▶ _EXERCISE_: Filter the entries, keeping every line with the string "name".

▶ _EXCERPTED RECORDS_:
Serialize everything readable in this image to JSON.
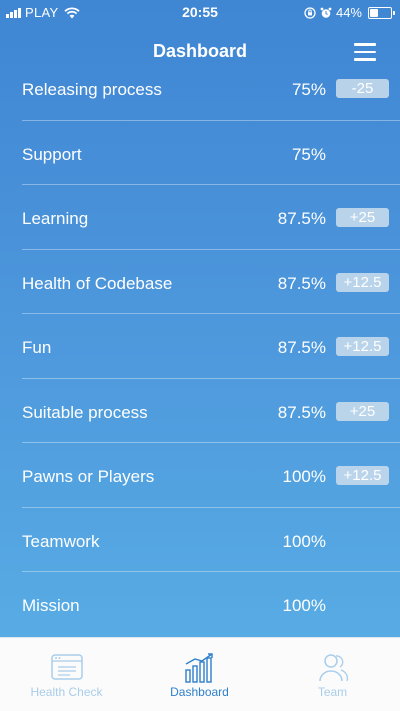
{
  "status_bar": {
    "carrier": "PLAY",
    "time": "20:55",
    "battery": "44%",
    "battery_level": 0.44
  },
  "nav": {
    "title": "Dashboard",
    "menu_icon": "hamburger-menu-icon"
  },
  "metrics": [
    {
      "name": "Releasing process",
      "value": "75%",
      "delta": "-25"
    },
    {
      "name": "Support",
      "value": "75%",
      "delta": ""
    },
    {
      "name": "Learning",
      "value": "87.5%",
      "delta": "+25"
    },
    {
      "name": "Health of Codebase",
      "value": "87.5%",
      "delta": "+12.5"
    },
    {
      "name": "Fun",
      "value": "87.5%",
      "delta": "+12.5"
    },
    {
      "name": "Suitable process",
      "value": "87.5%",
      "delta": "+25"
    },
    {
      "name": "Pawns or Players",
      "value": "100%",
      "delta": "+12.5"
    },
    {
      "name": "Teamwork",
      "value": "100%",
      "delta": ""
    },
    {
      "name": "Mission",
      "value": "100%",
      "delta": ""
    }
  ],
  "tabs": [
    {
      "label": "Health Check",
      "icon": "health-check-icon",
      "active": false
    },
    {
      "label": "Dashboard",
      "icon": "chart-icon",
      "active": true
    },
    {
      "label": "Team",
      "icon": "team-icon",
      "active": false
    }
  ],
  "colors": {
    "background_top": "#3f86d3",
    "background_bottom": "#5ab0e6",
    "tab_active": "#2f80cc",
    "tab_inactive": "#a9cdea"
  }
}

▶ _SOLUTION_:
      "name": "Releasing process",
      "name": "Support",
      "name": "Learning",
      "name": "Health of Codebase",
      "name": "Fun",
      "name": "Suitable process",
      "name": "Pawns or Players",
      "name": "Teamwork",
      "name": "Mission",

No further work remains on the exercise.